Trade between Iran and Turkey has risen nearly 50 percent this year, according to the state-run Islamic Republic News Agency (IRNA). The monetary value of Iran-Turkey trade reached $20 billion in a 10-month period ending in November, the news agency reported.
Of the $20 billion in trade, $7 billion resulted from Turkish exports of gold to Iran. The reason: Turkey has been importing Iranian oil and gas, and has been compensating the Islamic Republic in gold, beginning in February.
The move may be a violation of the United Nations Security Council sanctions imposed on the Islamic Republic.
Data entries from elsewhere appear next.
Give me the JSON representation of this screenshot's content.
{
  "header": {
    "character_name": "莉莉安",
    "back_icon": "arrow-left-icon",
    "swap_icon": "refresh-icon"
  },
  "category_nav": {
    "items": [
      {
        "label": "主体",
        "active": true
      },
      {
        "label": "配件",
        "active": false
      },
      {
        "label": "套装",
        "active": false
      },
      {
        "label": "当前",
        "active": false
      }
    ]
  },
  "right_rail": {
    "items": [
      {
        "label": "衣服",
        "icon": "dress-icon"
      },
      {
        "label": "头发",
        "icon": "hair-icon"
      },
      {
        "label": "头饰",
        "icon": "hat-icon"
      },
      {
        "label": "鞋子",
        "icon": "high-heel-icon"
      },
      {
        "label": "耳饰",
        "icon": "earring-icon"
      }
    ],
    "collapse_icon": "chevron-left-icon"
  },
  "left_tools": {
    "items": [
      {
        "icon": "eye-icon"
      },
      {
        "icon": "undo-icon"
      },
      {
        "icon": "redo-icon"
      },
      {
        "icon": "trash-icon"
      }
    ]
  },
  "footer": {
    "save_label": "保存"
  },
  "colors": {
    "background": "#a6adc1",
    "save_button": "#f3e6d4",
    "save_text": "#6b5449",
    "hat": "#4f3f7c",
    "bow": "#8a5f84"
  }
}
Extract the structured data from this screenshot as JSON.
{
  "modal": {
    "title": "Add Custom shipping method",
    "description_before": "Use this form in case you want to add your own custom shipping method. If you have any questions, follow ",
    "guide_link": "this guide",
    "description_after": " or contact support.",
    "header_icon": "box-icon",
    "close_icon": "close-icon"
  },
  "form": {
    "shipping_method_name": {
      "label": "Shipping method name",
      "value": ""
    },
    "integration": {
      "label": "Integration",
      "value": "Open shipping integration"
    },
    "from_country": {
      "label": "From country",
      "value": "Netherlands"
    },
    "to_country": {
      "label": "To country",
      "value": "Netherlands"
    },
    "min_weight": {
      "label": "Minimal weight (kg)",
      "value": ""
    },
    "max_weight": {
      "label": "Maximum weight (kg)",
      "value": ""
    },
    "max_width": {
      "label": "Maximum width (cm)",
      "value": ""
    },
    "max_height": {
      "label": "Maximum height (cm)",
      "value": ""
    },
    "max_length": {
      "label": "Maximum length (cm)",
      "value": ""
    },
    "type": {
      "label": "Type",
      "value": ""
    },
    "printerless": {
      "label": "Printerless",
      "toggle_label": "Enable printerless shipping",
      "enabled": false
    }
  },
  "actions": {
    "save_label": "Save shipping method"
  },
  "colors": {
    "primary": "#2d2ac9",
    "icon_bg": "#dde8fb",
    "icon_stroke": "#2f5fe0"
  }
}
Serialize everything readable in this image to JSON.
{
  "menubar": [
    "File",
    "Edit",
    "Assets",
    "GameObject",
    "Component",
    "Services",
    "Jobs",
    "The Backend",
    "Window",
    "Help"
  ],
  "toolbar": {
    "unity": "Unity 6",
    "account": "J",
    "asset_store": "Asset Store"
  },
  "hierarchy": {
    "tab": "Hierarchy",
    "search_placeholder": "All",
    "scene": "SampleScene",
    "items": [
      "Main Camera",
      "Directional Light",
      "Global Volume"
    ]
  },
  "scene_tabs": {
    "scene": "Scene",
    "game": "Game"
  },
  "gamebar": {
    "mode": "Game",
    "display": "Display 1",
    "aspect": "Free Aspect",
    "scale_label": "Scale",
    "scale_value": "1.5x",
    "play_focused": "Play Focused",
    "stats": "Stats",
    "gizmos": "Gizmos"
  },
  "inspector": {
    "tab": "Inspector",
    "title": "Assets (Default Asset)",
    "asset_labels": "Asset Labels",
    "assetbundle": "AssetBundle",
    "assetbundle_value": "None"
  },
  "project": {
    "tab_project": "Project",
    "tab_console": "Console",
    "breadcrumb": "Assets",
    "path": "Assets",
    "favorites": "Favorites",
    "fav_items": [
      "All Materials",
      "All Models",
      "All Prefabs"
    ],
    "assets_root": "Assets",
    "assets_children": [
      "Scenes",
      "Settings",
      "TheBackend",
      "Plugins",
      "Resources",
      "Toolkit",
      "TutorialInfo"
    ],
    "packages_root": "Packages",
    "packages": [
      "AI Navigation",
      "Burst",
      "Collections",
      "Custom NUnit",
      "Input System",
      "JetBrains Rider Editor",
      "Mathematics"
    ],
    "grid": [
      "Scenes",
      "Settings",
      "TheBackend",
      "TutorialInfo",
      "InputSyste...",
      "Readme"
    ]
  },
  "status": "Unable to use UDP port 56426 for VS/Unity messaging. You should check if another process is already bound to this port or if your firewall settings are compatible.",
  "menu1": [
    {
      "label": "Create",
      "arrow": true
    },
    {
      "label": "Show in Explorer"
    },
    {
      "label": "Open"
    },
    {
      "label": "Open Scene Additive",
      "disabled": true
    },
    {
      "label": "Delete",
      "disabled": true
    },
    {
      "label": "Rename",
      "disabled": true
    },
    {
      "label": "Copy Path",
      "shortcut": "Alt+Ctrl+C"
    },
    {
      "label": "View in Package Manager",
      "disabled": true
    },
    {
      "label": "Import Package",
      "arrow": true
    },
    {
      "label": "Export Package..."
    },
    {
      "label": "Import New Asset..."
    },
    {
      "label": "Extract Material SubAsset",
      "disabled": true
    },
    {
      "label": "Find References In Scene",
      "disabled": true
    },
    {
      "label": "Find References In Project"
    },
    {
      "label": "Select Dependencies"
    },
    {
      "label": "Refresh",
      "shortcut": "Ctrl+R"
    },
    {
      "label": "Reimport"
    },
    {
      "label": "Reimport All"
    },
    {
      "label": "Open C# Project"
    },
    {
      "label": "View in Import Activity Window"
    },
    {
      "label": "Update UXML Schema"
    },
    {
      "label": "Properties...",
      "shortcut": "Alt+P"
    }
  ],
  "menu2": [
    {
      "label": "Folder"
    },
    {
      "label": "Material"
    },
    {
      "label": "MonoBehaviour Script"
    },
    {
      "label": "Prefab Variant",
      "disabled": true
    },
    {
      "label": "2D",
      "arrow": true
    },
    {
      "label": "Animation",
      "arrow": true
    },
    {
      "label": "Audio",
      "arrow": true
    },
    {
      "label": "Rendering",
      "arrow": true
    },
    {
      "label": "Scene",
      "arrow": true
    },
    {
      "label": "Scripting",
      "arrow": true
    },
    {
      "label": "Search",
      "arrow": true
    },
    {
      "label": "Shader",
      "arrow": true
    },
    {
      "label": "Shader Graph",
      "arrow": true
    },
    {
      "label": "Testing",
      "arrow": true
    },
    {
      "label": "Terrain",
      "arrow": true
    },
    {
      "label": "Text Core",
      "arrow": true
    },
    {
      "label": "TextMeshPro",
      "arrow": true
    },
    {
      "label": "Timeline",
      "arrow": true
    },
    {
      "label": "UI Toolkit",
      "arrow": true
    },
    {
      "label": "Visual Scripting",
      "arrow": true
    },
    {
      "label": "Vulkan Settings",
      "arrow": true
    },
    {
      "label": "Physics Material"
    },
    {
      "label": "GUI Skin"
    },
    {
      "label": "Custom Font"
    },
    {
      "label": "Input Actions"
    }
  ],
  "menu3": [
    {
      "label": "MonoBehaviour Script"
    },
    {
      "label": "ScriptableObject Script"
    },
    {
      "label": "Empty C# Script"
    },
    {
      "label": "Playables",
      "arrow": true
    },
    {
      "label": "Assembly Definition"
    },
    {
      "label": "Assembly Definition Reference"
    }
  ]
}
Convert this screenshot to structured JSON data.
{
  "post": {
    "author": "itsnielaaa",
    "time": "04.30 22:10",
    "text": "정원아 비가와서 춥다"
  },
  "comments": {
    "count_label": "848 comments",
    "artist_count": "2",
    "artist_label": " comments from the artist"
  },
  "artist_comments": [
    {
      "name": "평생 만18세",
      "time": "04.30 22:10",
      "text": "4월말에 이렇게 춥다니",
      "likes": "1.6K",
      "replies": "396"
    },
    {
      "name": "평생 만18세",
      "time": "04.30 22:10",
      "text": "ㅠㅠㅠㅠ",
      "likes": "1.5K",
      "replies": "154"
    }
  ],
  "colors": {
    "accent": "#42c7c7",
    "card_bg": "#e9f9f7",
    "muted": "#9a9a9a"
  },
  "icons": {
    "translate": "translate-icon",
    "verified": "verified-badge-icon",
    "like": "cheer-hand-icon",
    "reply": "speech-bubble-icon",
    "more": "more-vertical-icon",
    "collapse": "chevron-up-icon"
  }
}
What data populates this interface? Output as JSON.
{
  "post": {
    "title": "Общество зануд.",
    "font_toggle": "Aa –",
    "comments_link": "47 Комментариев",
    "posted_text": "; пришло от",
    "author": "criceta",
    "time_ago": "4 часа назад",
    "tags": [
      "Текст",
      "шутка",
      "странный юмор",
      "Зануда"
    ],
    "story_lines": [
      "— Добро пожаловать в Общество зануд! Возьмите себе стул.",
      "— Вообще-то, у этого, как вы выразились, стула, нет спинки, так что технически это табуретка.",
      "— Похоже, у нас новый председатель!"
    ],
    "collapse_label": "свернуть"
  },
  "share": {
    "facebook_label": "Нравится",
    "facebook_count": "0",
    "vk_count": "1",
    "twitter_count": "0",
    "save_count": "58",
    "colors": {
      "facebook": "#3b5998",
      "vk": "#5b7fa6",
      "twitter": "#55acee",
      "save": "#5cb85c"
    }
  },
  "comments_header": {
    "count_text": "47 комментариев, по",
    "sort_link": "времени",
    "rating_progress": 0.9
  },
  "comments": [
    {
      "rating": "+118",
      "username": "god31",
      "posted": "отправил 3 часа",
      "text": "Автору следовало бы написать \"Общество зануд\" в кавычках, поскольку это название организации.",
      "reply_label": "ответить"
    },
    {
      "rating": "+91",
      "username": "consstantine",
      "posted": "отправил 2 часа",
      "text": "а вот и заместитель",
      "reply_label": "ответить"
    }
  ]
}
It is clearly a violation in spirit of the sanctions imposed by Turkey's Western allies, including the United States and the European Union, whose governments have all supplemented the U.N. economic and trade sanctions with others.
Turkish imports from Iran, however, were far less: in 2011, Turkey imported $10.573 billion in goods, a figure that actually dropped to $10.368 billion this year.
There was a 45.89 percent growth in value, compared to the same period the previous year, when bilateral trade stood at $19.697 billion.
According to the report, exports from Turkey to Iran rose 243.5 percent in 2012 over the previous year, a total of $9.329 billion in products to Iran over the 10-month period in 2012. The figure represents a drastic increase over the $2.927 billion in exports to Iran the previous year.
Iran continues to defy the United Nations and world community by refusing to slow uranium enrichment, denying access to inspectors and conducting live tests of conventional explosives that could be used to detonate a nuclear weapon. The sanctions imposed by Western nations and the U.N. Security Council are aimed at forcing the Islamic Republic to halt its nuclear development activities through diplomatic means, rather than having to carry out a military operation to cripple its suspected drive towards producing an atomic weapon of mass destruction.
A new United Nations nuclear watchdog report has revealed that Iran has completed installation of 2,700 centrifuges at its underground Fordow plant, enabling it to speed up production of 20 percent pure enriched uranium that could be used for manufacturing a nuclear weapon. The International Atomic Energy Agency (IAEA) reported in August that approximately 700 of 2000 centrifuges were in operation, but the new report indicates that a dramatic increase in production has since been detected, according to AFP.